Toluene, benzene and styrene are volatile organic compounds (VOCs) widely distributed in the environment. Tobacco smoke, traffic exposure and solvents used for paints, rubber and adhesives are known sources for these compounds. The aim of the present study was to investigate whether toluene, benzene and styrene can induce inflammatory reactions in lung cells and to characterise possible underlying mechanisms. A previous study gave evidence that expression of cyclooxygenase-2 (COX-2) is up-regulated following exposure to the aromatic VOC chloro-benzene. Here, the authors investigated the effects of the aromatics toluene, benzene and styrene on human lung cells, with emphasis on COX-2, the rate-limiting enzyme of the prostaglandin pathway. In addition, the authors studied the potential role of oxidative stress and p38 MAPK activation in the toluene/benzene/styrene-dependent COX-2 induction. Following exposure to the aromatic compounds, the expression level of COX-2 increased markedly. In addition, prostaglandin E2 (PGE2) and prostaglandin F2R (PGF2R), major products of the COX enzyme, were found to be up-regulated in response to toluene, benzene or styrene exposure. Furthermore, an activation of p38 MAPK resulting from aromatic VOC exposure was observed. Treatment of the cells with a specific p38 inhibitor (SB203580) or the antioxidant N-acetyl-cysteine (NAC) was able to prevent the toluene/benzene/styrene-dependent COX-2 activation, and subsequent increased PGE2 and PGF2R secretion. These results suggest that toluene, benzene and styrene induce production and secretion of PGE2 and PGF2R in lung epithelial cells via p38 MAPK and COX-2 activation in a reduction-oxidation sensitive manner.

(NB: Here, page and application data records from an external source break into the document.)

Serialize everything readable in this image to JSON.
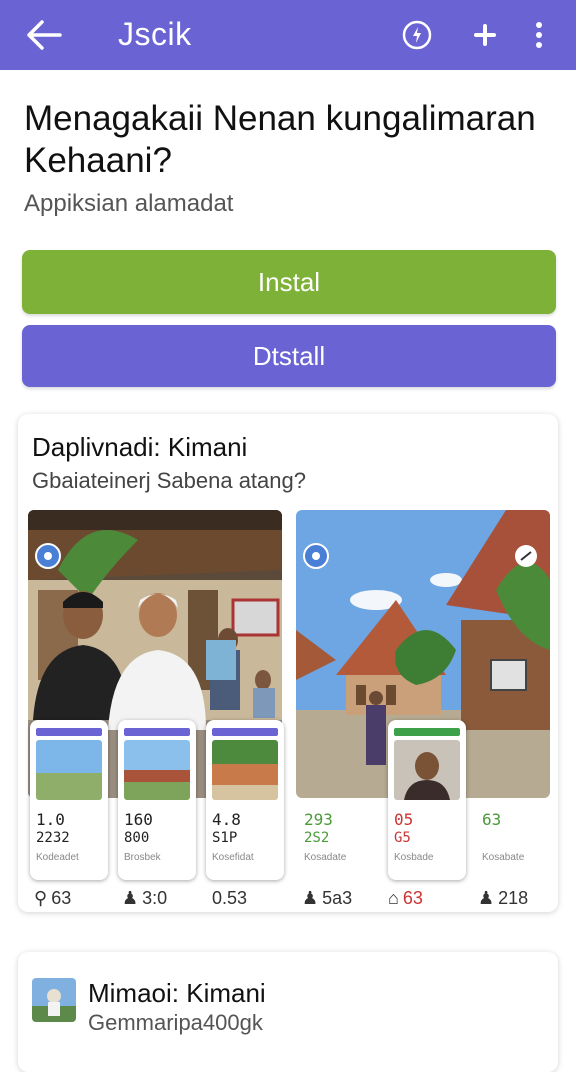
{
  "appbar": {
    "title": "Jscik",
    "color": "#6a63d4"
  },
  "heading": "Menagakaii  Nenan kungalimaran Kehaani?",
  "subtitle": "Appiksian alamadat",
  "buttons": {
    "install": "Instal",
    "detail": "Dtstall",
    "install_color": "#7eb137",
    "detail_color": "#6a63d4"
  },
  "card1": {
    "title": "Daplivnadi: Kimani",
    "subtitle": "Gbaiateinerj Sabena atang?",
    "phones": [
      {
        "line1": "1.0",
        "line2": "2232",
        "line3": "Kodeadet"
      },
      {
        "line1": "160",
        "line2": "800",
        "line3": "Brosbek"
      },
      {
        "line1": "4.8",
        "line2": "S1P",
        "line3": "Kosefidat"
      },
      {
        "line1": "293",
        "line2": "2S2",
        "line3": "Kosadate"
      },
      {
        "line1": "05",
        "line2": "G5",
        "line3": "Kosbade"
      },
      {
        "line1": "63",
        "line2": "",
        "line3": "Kosabate"
      }
    ],
    "stats": [
      {
        "icon": "pin-icon",
        "value": "63"
      },
      {
        "icon": "person-icon",
        "value": "3:0"
      },
      {
        "icon": "circle-icon",
        "value": "0.53"
      },
      {
        "icon": "person-icon",
        "value": "5a3"
      },
      {
        "icon": "home-icon",
        "value": "63"
      },
      {
        "icon": "person-icon",
        "value": "218"
      }
    ]
  },
  "card2": {
    "title": "Mimaoi: Kimani",
    "subtitle": "Gemmaripa400gk"
  }
}
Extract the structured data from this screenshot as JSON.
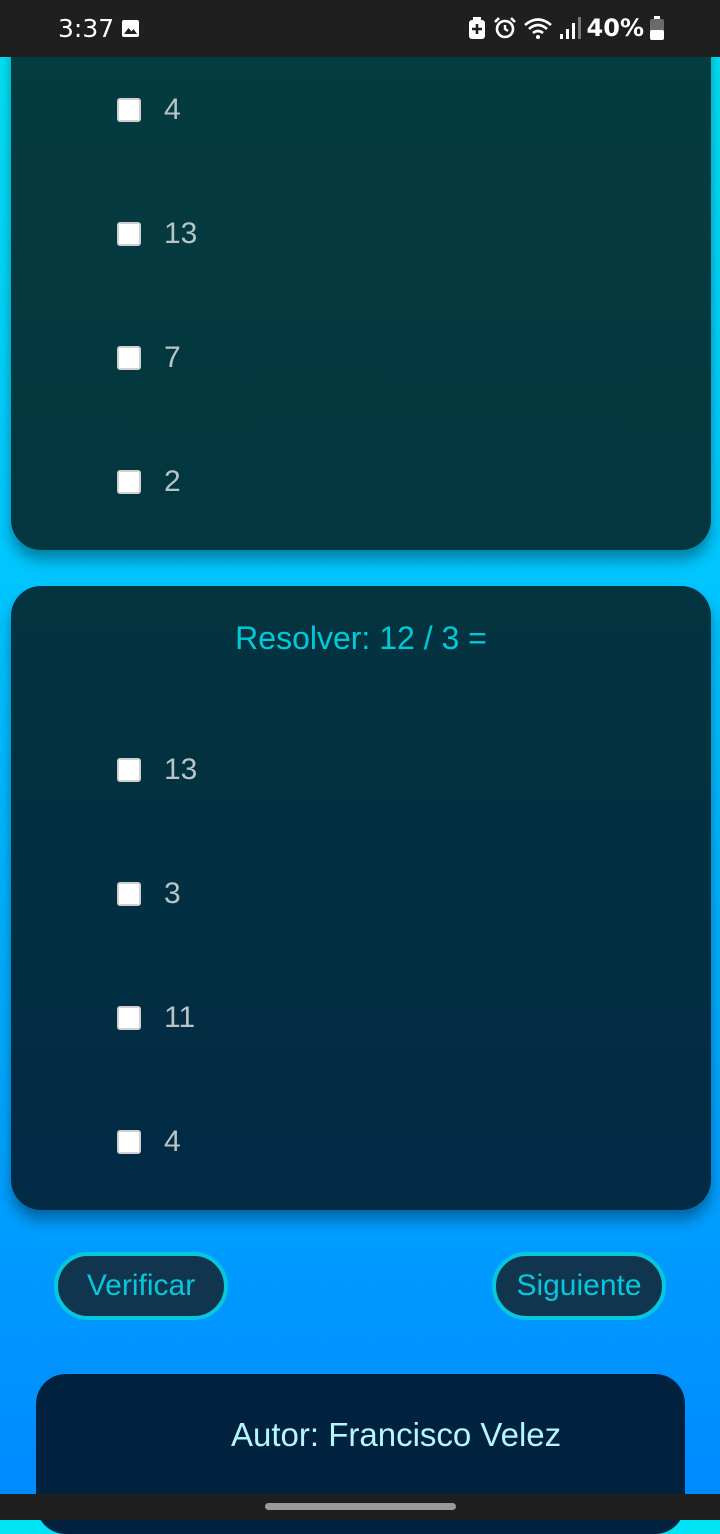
{
  "status_bar": {
    "time": "3:37",
    "battery": "40%"
  },
  "question_1": {
    "options": [
      {
        "label": "4",
        "checked": false
      },
      {
        "label": "13",
        "checked": false
      },
      {
        "label": "7",
        "checked": false
      },
      {
        "label": "2",
        "checked": false
      }
    ]
  },
  "question_2": {
    "title": "Resolver: 12 / 3 =",
    "options": [
      {
        "label": "13",
        "checked": false
      },
      {
        "label": "3",
        "checked": false
      },
      {
        "label": "11",
        "checked": false
      },
      {
        "label": "4",
        "checked": false
      }
    ]
  },
  "actions": {
    "verify_label": "Verificar",
    "next_label": "Siguiente"
  },
  "footer": {
    "author": "Autor: Francisco Velez"
  },
  "colors": {
    "accent": "#06c7dc",
    "card_dark": "#012a44",
    "button_bg": "#11344f"
  }
}
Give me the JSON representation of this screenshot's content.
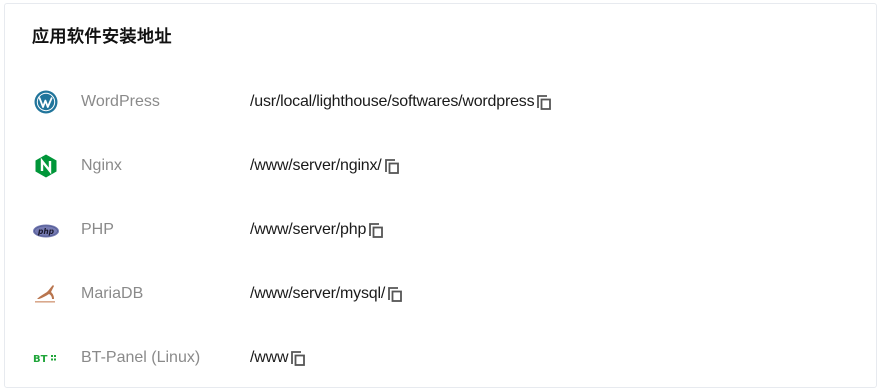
{
  "panel": {
    "title": "应用软件安装地址"
  },
  "apps": [
    {
      "icon": "wordpress-logo-icon",
      "name": "WordPress",
      "path": "/usr/local/lighthouse/softwares/wordpress"
    },
    {
      "icon": "nginx-logo-icon",
      "name": "Nginx",
      "path": "/www/server/nginx/"
    },
    {
      "icon": "php-logo-icon",
      "name": "PHP",
      "path": "/www/server/php"
    },
    {
      "icon": "mariadb-logo-icon",
      "name": "MariaDB",
      "path": "/www/server/mysql/"
    },
    {
      "icon": "bt-panel-logo-icon",
      "name": "BT-Panel (Linux)",
      "path": "/www"
    }
  ],
  "colors": {
    "wordpress": "#21759b",
    "nginx": "#009639",
    "php": "#777bb3",
    "mariadb": "#c0765a",
    "bt_panel": "#20a53a"
  }
}
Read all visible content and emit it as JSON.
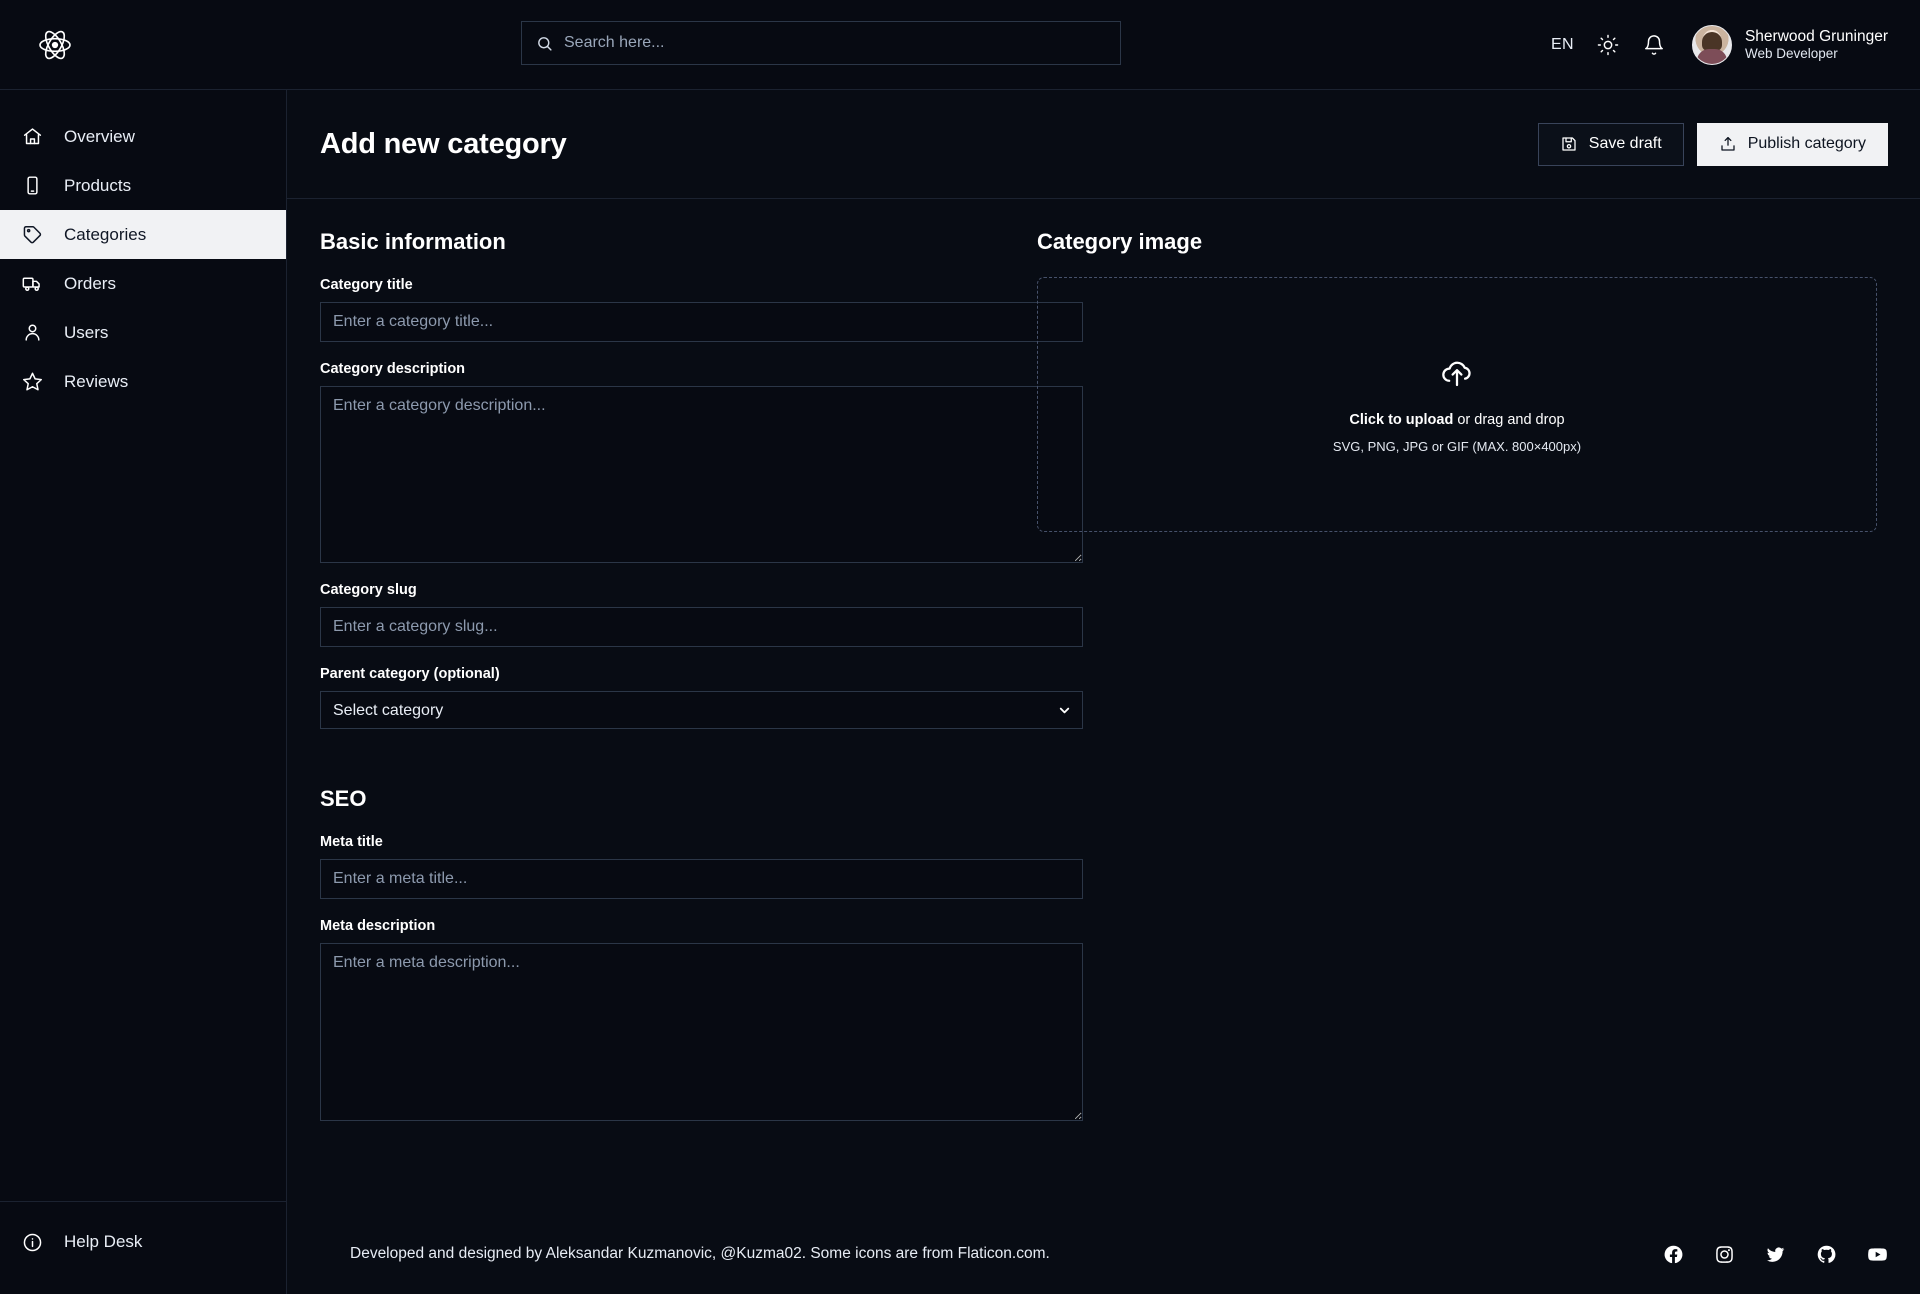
{
  "topbar": {
    "logo_icon": "react-atom-icon",
    "search": {
      "placeholder": "Search here...",
      "value": "",
      "icon": "search-icon"
    },
    "language": "EN",
    "theme_toggle_icon": "sun-icon",
    "notifications_icon": "bell-icon",
    "user": {
      "name": "Sherwood Gruninger",
      "role": "Web Developer",
      "avatar_alt": "user-avatar"
    }
  },
  "sidebar": {
    "items": [
      {
        "label": "Overview",
        "icon": "home-icon",
        "active": false
      },
      {
        "label": "Products",
        "icon": "smartphone-icon",
        "active": false
      },
      {
        "label": "Categories",
        "icon": "tag-icon",
        "active": true
      },
      {
        "label": "Orders",
        "icon": "truck-icon",
        "active": false
      },
      {
        "label": "Users",
        "icon": "user-icon",
        "active": false
      },
      {
        "label": "Reviews",
        "icon": "star-icon",
        "active": false
      }
    ],
    "help": {
      "label": "Help Desk",
      "icon": "info-circle-icon"
    }
  },
  "page": {
    "title": "Add new category",
    "save_draft_label": "Save draft",
    "save_draft_icon": "save-icon",
    "publish_label": "Publish category",
    "publish_icon": "upload-icon"
  },
  "basic_information": {
    "heading": "Basic information",
    "title_label": "Category title",
    "title_placeholder": "Enter a category title...",
    "title_value": "",
    "description_label": "Category description",
    "description_placeholder": "Enter a category description...",
    "description_value": "",
    "slug_label": "Category slug",
    "slug_placeholder": "Enter a category slug...",
    "slug_value": "",
    "parent_label": "Parent category (optional)",
    "parent_selected": "Select category",
    "parent_options": [
      "Select category"
    ]
  },
  "seo": {
    "heading": "SEO",
    "meta_title_label": "Meta title",
    "meta_title_placeholder": "Enter a meta title...",
    "meta_title_value": "",
    "meta_description_label": "Meta description",
    "meta_description_placeholder": "Enter a meta description...",
    "meta_description_value": ""
  },
  "category_image": {
    "heading": "Category image",
    "upload_icon": "cloud-upload-icon",
    "cta_bold": "Click to upload",
    "cta_rest": " or drag and drop",
    "formats": "SVG, PNG, JPG or GIF (MAX. 800×400px)"
  },
  "footer": {
    "credit": "Developed and designed by Aleksandar Kuzmanovic, @Kuzma02. Some icons are from Flaticon.com.",
    "socials": [
      "facebook-icon",
      "instagram-icon",
      "twitter-icon",
      "github-icon",
      "youtube-icon"
    ]
  },
  "colors": {
    "page_bg": "#080c14",
    "panel_bg": "#070a12",
    "border": "#2b3647",
    "active_nav_bg": "#f1f2f4",
    "text": "#ffffff",
    "muted_text": "#8d9aae"
  }
}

Authors: Moegel, Iljana; Baumann, Sven; Boehme, Alexander; Kohajda, Tibor; von Bergen, Martin; Simon, Jan-Christoph; Lehmann, Irina Full Source: Toxicology [online computer file] 2011, 289(1), 28-37 (Eng) ;